Letters: Jazz Views
With regard to Declan O’Driscoll’s piece in the last JMI, it really is getting tiresome to read Declan’s little hobby horse being taken out for an airing yet again. Anyone with no knowledge of jazz or its traditions would think, on reading his article, that a) the narrow field of jazz in which Declan is interested in is the saviour of the music, and the vessel in which all creativity is contained, and b) that there is some sort of conspiracy against this tradition in Ireland. Both of these views are extremely inaccurate.
In his article Declan’s listing of recent recordings and projects by the musicians he admires most reveal him to have a very narrow focus as far as the totality of the music is concerned. Jazz today is a very broad church, containing many different styles and approaches. I certainly wouldn’t be an admirer of all of these approaches, nor can anyone. And Declan is quite entitled to like the music he likes, and admire its practitioners. But this championing of one tradition, to the exclusion of all others, is myopic and is something that has plagued jazz for years. In fact it reveals him to be possessed of the type of parochial attitude that he infers exists in Ireland to the detriment of the music.
The truth of the matter is that the tradition which Declan champions – one which comes through Ornette Coleman, John Coltrane, Cecil Taylor, and Albert Ayler – has, since the late 1960s, been a minority music within an already minority music. Its practitioners have traditionally become very organised and motivated by necessity. In order for them to have any hope of economic existence they have to be singular of purpose and very dedicated. And they’ve been successful in this, in that they’ve carved out a niche market for themselves, with dedicated fans, such as Declan, supporting them and buying their recordings. But this cannot hide the overall unpopularity of their music within the wider jazz audience. In Ireland, where the jazz audience is tiny anyway (though about the same size, per head of population, as the UK), the market for the music of William Parker, or Susie Ibarra is infinitesimally small.
And the reality is that, even in jazz, someone has got to promote concerts in the real world. So a jazz promoter will hesitate before promoting concerts by people whom they know won’t draw an audience. This is true anywhere – not just in Ireland. Even in mainland Europe, where this tradition has a much stronger following, the practitioners tend to play festivals (such as Moers) that specialise in this music, and to which the aficionados travel long distances to hear their heroes. The really big jazz festivals, such as the North Sea, shy away from programming such artists. So the implication that Ireland is somehow especially averse to this music is simply untrue. The reality is that this music has a hard time getting a public forum everywhere.

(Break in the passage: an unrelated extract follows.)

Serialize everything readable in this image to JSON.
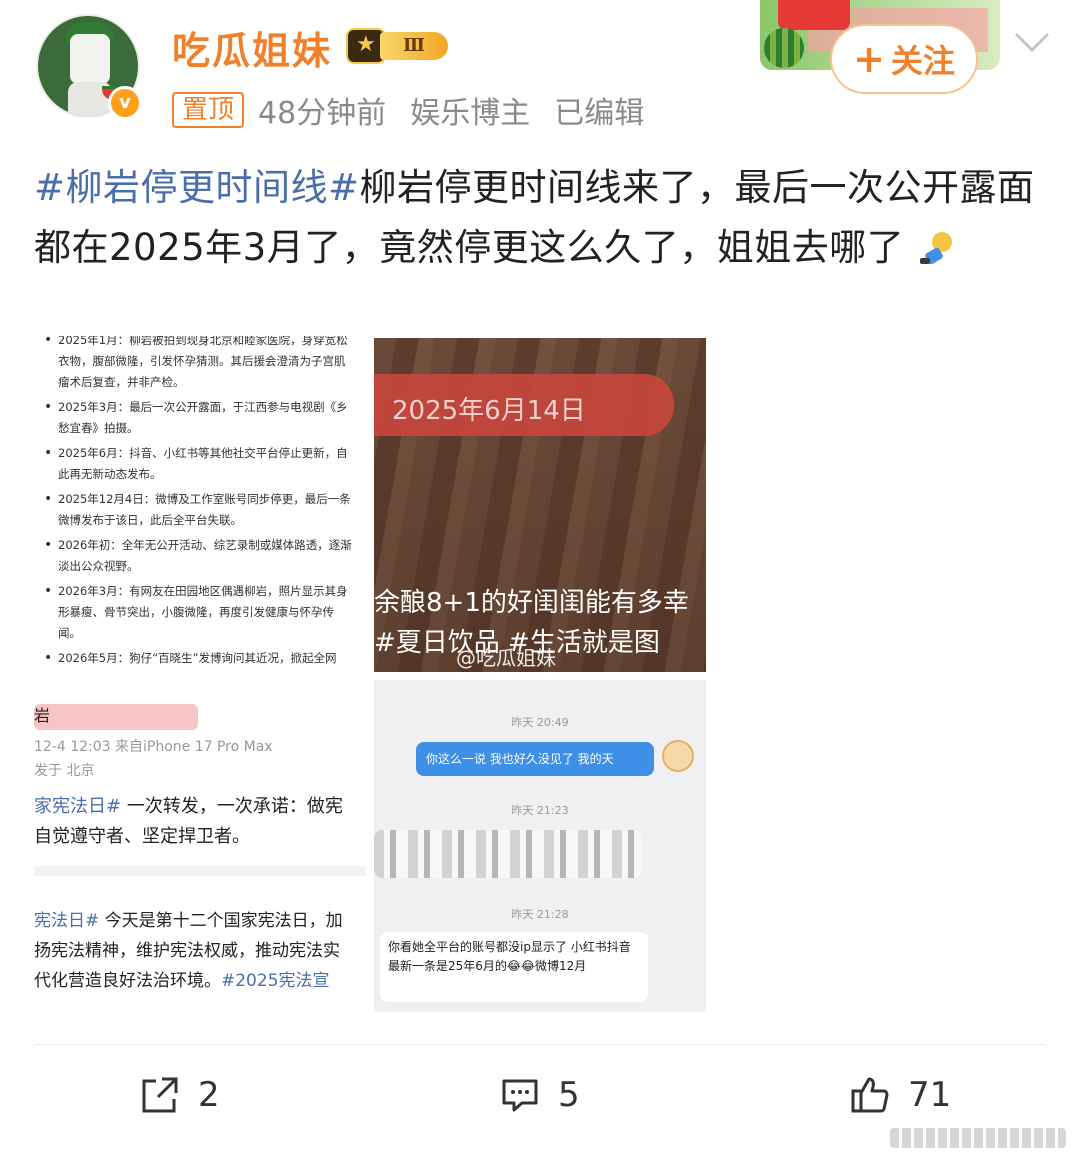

Ireland, in recent years, has become vastly more accepting of challenging music, and the list of creative performers who have played here is now quite impressive – Dave Douglas, Tim Berne, The Bad Plus, Nguyen Le, Simon Nabatov, Jim Black. Even the Cork jazz festival has become much more adventurous, programming people such as David Murray in recent years. So where the basis of Declan’s dark insinuation of the ‘jazz police’ patrolling our borders is coming from, or who these police are supposed to be, is a bit mystifying.
And inaccurate. Like most people who have a particular hobby horse, Declan betrays an incomplete knowledge of what’s really going on. For example, he says that ‘none of the people mentioned in this article have played in Ireland’ yet both Archie Shepp and Chris Speed, to name but two, have played here – I was present at both concerts.
He also states, in a tribute to Daniel Carter’s doubling on alto and trumpet that, apart from Benny Carter and Ornette Coleman, nobody else that he can think of plays both these instruments – but Chas Meredith has been performing just such a double in Ireland for over thirty years! Declan not only needs to broaden his gaze in the wider world of jazz, he needs to get out more in his own country.
Published on 1 July 2003
Ronan Guilfoyle is a bass player, composer and Director of the Centre for Jazz Performance at DCU.